Which lines in the data below contain the string "Materials"? Show each one.

[The records]

----------

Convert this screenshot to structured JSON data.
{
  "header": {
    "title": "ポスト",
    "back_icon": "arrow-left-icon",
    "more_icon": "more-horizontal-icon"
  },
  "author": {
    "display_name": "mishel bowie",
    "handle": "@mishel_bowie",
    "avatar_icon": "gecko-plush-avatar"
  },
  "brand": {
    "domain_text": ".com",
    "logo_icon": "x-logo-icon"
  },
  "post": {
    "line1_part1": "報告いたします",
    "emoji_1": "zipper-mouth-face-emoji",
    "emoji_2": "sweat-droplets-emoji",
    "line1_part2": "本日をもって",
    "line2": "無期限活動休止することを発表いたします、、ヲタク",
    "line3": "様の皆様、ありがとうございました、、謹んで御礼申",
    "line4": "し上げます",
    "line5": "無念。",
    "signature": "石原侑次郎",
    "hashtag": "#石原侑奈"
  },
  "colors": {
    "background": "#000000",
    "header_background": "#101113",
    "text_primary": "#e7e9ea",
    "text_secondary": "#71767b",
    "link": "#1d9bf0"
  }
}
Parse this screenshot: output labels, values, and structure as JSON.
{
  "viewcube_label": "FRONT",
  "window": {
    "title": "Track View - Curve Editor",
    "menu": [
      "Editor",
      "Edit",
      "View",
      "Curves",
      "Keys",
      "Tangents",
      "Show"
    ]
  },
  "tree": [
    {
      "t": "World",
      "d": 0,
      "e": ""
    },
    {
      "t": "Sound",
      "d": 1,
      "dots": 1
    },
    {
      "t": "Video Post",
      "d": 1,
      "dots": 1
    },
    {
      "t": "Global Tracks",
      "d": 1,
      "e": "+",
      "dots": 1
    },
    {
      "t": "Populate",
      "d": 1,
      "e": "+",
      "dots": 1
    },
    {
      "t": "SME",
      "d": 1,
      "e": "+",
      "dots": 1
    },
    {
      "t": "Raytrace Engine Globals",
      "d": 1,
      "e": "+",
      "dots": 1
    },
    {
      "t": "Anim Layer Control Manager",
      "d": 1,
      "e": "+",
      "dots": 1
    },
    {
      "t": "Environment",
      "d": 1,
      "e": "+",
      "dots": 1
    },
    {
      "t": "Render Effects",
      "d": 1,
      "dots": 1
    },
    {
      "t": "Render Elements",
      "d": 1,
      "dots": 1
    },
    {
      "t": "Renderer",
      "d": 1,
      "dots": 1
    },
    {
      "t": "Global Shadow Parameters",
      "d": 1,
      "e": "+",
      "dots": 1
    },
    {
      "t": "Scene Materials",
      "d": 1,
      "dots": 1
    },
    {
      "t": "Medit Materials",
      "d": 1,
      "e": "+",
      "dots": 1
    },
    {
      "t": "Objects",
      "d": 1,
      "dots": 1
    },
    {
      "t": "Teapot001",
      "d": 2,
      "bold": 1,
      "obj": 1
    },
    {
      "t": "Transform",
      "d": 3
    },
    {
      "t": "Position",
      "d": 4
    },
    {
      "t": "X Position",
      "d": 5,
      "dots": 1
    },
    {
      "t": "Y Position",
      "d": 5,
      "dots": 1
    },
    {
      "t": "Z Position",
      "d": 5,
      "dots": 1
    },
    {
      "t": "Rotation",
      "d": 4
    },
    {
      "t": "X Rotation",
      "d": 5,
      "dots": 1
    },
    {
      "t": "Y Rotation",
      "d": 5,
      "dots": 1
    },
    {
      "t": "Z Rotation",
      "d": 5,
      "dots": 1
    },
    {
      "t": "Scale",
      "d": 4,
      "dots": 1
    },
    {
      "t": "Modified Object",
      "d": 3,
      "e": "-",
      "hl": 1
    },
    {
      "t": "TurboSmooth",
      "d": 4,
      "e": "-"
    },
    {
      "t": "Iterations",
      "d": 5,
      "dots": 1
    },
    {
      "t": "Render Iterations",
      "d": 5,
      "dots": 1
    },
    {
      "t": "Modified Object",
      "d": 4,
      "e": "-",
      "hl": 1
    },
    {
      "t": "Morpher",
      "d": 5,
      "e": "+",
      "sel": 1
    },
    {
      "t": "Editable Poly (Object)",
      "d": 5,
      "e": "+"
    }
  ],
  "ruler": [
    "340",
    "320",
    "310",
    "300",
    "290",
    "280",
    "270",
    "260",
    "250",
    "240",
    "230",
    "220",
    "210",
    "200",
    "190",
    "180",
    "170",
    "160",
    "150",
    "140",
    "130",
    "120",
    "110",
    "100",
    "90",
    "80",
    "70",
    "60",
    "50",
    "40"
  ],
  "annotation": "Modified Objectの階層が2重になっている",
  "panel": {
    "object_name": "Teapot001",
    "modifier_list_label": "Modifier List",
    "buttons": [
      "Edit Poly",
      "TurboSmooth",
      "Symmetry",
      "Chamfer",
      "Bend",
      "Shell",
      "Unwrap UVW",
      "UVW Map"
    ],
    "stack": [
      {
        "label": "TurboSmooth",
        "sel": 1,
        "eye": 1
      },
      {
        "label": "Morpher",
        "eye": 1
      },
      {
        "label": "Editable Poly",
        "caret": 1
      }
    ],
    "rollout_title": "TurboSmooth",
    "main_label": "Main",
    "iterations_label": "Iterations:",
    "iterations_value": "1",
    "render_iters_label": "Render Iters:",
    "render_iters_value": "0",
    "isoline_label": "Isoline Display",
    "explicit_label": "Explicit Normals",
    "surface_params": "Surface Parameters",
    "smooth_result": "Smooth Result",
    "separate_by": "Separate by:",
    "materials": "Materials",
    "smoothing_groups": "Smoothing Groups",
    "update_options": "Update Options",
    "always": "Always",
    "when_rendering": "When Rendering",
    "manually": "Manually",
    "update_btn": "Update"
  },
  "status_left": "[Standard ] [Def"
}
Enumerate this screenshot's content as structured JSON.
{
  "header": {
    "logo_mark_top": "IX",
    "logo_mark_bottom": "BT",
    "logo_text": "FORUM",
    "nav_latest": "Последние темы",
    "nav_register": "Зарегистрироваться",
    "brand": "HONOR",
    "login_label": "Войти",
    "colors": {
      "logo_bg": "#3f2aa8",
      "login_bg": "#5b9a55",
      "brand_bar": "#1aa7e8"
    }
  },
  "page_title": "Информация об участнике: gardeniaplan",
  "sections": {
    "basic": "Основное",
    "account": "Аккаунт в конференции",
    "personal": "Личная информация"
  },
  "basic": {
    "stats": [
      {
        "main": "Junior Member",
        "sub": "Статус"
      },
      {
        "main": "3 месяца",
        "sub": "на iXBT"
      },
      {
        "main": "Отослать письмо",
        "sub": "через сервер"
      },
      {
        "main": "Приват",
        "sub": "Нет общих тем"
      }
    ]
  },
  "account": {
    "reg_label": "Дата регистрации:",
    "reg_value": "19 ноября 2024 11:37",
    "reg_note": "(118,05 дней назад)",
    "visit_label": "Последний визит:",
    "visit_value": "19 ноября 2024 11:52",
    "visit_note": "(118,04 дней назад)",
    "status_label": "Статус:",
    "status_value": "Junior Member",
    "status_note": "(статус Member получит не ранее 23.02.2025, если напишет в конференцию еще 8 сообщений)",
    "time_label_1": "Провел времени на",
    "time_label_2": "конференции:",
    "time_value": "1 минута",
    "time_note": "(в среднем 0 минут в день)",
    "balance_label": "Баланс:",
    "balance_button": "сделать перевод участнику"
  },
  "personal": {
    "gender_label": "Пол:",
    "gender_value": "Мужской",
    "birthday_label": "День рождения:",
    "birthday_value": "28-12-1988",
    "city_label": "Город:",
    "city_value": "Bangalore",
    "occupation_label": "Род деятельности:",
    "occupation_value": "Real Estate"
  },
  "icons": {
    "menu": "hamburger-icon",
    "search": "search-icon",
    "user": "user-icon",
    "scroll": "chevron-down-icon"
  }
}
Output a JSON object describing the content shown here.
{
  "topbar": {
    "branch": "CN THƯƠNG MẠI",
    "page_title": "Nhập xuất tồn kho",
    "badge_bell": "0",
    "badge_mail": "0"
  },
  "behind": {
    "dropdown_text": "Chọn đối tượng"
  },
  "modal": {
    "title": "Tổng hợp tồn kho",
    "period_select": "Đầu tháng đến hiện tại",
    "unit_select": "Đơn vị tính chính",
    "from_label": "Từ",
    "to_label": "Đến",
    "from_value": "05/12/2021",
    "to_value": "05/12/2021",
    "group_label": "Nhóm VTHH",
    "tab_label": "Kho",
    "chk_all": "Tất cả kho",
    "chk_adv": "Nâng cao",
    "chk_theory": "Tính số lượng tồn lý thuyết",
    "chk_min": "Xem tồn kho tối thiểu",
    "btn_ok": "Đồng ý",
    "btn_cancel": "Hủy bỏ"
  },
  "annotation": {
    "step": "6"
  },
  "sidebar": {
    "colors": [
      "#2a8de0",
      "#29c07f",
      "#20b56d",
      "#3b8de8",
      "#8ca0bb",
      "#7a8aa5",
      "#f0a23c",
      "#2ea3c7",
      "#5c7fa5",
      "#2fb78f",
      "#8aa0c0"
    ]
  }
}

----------

[Completed exercise]
      "t": "Scene Materials",
      "t": "Medit Materials",
    "materials": "Materials",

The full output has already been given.